There may be no going back. One of the original sins of the Internet era was the radical devaluation of musical labor that took place with the rise of Napster. A couple of generations have come of age with the expectation that music is not something you should have to pay for. The morality play of that era involved the misdeeds of record labels, who had a long history of exploiting musicians, and who responded to file sharing by suing college students. Goliath was slain; music was liberated. The major labels soon had their revenge, though. Napster was shut down, and more corporate-friendly regimes took its place. Apple’s iTunes, which came first, was more than fair in its payments to artists: if you owned your masters, you could get seventy cents on the dollar. But it ripped music out of context, reducing physical recordings to bundles of data. Spotify completed the cycle of devaluation, reducing payouts to almost nothing and obliterating artistic identity through the operation of its notorious algorithm.

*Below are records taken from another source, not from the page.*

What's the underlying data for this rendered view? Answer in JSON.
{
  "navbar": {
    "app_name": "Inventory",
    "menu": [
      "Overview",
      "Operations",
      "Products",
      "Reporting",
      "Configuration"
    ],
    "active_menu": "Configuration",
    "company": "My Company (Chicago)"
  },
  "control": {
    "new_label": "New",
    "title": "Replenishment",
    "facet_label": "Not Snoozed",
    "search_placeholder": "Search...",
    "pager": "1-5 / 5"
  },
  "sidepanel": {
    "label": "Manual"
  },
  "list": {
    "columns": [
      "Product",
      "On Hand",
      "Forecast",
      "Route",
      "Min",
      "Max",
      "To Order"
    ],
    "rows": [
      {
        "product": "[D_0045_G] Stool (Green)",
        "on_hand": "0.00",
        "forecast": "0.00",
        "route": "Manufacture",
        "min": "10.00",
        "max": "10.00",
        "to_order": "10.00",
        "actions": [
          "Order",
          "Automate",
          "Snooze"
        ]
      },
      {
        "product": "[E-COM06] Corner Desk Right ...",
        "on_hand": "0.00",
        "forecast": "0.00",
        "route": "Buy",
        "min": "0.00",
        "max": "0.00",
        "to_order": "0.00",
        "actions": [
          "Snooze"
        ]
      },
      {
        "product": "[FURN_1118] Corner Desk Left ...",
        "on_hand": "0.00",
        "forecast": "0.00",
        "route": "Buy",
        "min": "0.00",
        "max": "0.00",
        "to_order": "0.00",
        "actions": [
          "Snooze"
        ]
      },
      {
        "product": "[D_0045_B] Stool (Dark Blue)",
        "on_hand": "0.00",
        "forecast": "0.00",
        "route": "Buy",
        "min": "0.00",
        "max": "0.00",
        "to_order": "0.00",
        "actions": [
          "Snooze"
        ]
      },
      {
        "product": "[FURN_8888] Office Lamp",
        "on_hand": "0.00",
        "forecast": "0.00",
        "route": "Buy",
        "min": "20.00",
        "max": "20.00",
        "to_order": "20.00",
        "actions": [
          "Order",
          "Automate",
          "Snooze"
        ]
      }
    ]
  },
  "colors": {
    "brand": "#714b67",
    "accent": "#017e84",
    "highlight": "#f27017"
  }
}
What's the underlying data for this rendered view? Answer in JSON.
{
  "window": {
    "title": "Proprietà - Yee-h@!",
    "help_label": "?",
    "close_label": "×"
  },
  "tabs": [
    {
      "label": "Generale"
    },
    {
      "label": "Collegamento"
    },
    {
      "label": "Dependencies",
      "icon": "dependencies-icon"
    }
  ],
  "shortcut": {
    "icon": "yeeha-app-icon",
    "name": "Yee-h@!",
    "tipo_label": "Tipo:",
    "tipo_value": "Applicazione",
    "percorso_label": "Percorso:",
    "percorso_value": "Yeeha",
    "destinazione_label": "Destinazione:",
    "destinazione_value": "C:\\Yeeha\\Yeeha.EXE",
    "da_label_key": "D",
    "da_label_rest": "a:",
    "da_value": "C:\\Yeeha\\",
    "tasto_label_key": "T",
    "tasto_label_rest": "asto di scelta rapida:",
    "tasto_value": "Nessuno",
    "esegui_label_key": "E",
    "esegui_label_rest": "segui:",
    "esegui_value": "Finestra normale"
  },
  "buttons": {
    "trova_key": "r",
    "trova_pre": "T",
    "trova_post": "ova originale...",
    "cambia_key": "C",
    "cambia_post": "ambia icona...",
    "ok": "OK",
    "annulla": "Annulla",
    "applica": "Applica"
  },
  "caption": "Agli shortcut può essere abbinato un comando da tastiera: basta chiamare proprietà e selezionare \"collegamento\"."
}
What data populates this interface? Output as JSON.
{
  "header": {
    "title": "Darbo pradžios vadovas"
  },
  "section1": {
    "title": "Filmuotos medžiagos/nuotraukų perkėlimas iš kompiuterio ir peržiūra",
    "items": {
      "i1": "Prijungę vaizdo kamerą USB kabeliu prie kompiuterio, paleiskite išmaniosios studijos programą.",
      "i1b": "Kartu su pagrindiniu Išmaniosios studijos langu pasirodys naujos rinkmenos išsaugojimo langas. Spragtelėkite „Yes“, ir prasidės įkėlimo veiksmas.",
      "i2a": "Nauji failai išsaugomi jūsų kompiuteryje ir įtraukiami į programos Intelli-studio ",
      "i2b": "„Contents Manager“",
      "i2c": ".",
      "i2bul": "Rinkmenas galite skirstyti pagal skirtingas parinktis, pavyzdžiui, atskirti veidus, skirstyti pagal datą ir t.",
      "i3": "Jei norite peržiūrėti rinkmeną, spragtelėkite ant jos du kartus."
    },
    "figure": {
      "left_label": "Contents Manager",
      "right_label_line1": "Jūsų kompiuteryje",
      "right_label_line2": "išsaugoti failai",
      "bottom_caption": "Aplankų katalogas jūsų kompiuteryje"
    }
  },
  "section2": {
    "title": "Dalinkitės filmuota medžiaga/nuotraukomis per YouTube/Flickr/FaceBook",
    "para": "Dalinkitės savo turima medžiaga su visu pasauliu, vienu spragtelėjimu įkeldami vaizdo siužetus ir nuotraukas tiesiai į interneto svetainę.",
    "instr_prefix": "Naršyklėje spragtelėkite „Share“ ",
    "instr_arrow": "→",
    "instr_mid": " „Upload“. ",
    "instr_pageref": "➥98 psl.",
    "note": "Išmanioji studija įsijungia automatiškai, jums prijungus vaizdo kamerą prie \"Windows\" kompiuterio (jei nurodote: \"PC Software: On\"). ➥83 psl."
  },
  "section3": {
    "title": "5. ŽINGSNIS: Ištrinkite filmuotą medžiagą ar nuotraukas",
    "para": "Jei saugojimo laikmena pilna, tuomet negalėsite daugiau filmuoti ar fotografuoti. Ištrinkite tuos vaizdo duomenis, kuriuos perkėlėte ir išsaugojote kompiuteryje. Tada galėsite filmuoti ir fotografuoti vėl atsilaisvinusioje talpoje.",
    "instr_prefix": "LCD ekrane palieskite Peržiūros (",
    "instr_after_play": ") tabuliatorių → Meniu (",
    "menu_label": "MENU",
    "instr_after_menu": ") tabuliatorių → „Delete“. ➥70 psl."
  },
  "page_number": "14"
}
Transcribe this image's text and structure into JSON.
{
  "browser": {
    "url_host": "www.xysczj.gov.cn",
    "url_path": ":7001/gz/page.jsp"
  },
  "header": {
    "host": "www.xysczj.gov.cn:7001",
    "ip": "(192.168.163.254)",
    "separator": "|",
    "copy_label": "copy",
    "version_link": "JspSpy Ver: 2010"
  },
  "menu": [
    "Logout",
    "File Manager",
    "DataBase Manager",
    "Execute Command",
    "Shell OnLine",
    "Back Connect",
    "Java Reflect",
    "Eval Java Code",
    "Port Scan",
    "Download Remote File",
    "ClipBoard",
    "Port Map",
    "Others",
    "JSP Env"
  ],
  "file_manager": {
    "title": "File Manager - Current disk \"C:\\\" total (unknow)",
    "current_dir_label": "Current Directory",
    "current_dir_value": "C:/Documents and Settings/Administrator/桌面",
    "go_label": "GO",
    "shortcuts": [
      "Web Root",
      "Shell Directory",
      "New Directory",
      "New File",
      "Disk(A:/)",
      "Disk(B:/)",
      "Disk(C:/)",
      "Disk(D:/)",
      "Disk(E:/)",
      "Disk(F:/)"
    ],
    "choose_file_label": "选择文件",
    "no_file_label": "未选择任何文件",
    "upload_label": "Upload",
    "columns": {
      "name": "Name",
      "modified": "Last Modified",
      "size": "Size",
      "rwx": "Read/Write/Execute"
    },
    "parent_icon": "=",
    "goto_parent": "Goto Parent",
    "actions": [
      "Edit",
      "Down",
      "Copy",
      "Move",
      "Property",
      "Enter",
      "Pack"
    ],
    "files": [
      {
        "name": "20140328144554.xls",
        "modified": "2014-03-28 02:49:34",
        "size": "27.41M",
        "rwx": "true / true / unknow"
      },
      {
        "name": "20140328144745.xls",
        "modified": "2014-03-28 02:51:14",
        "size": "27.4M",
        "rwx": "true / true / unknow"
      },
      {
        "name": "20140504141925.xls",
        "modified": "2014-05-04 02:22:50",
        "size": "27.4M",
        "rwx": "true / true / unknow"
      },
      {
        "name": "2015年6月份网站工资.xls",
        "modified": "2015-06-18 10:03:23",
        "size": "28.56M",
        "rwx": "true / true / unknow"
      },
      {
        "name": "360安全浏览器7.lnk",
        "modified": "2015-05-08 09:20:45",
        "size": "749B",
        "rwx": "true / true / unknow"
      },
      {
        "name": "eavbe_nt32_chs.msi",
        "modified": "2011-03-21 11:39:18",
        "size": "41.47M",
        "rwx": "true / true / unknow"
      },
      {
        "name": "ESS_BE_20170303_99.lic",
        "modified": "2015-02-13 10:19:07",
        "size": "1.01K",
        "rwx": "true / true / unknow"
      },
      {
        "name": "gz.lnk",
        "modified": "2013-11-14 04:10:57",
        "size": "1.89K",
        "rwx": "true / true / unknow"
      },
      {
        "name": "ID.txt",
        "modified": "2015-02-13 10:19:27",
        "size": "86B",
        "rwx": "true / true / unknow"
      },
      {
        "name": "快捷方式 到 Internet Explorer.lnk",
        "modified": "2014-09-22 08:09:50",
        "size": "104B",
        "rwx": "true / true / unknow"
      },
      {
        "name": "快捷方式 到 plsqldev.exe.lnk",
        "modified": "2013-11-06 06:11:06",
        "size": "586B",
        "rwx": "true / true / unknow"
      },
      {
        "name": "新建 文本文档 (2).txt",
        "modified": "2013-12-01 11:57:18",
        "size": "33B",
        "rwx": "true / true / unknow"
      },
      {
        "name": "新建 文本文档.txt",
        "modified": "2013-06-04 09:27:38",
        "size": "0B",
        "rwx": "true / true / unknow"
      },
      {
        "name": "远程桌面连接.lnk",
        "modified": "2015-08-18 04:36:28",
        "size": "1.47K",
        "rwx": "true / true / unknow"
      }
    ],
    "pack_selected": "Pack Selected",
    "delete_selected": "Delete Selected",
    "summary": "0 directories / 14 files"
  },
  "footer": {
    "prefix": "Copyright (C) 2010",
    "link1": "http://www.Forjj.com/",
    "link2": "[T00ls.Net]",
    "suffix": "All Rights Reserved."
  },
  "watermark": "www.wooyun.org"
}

Over the last year we’ve seen countless attempts – both by the government and the private sector – to ‘innovate’ our way out of this crisis. From the government-backed app which allows friends and family to track the user on their walk home and plans for increased CCTV to a dedicated phoneline and smartwatch software that uses artificial intelligence to ‘recognise distress’, technology has repeatedly been positioned as the solution to male violence.
Besides doing nothing to address the core issue at the heart of this problem – the violent behaviour of men – using technology to keep women safe isn’t always the win-win approach it’s cracked out to be.
Ever since the iPod, we’ve been operating without a baseline of support from product manufacturers. No parts, no information, and tinkerer-hostile designs. That is starting to change. As companies grudgingly start sharing and participating in the repair economy, it’s going to be up to all of us to guide them.
The company will provide the capability for partners like Stripe and Shopify, with more payment platforms coming later in the year. Customers will be able to tap a contactless payment method (like an iPhone, Apple Watch, or compatible credit card) to a merchant’s iPhone to make a payment over Apple Pay, using the NFC technology built into all recent iPhones. Like all Apple Pay transactions, the Tap to Pay transactions will be encrypted and processed by the iPhone’s Secure Element, and Apple won’t know what is being purchased or who is buying it.
Shortly after Apple's announcement, Stripe announced its closed beta, which users can sign up for here. Stripe says it'll contact interested beta testers with more details.
Apple found a bug in iOS 15 that enabled the setting for some users who had previously opted out. In other words, recordings were being kept for some users who had opted out of the setting instead of being deleted. Apple has since deleted the erroneous recordings.
Since the release of macOS Monterey 12.2 last month, multiple users have been complaining about an overnight battery drain on MacBooks that was related to Bluetooth. Now with macOS 12.3 beta 2, Apple seems to have fixed this bug.
We are now seeing more references to ‘realityOS’, the operating system that the headset will run, leak out in Apple open source code, as the hardware gets closer …. to being a reality.
Vivaldi for Mac received an update today that brings yet more new features to the highly customizable web browser, including a handy way of managing multiple tabs using horizontal scroll.
Not only does JustWatch serve recommendations and ideas based around recently released content, but it's the TV tracking app I've always wanted.
Apple has launched a new resource for developers with six weeks of live virtual sessions. Topics include help using in-app events, custom offer codes, product page optimization, customer acquisition, and more.
Apple Inc. plans to significantly increase its benefits for U.S. retail store workers as it grapples with a tightening labor market and the ongoing Covid-19 pandemic, according to people with knowledge of the matter. [...] An Apple spokesman confirmed the changes, saying they were in development for several months.
iPads run iPadOS. Apple Watches run watchOS. Mac computers run macOS. So, the Apple VR and/or AR headset that will run realityOS will be called... Apple Reality?
I call dibs on naming my new app: Distortion Field.
Thanks for reading.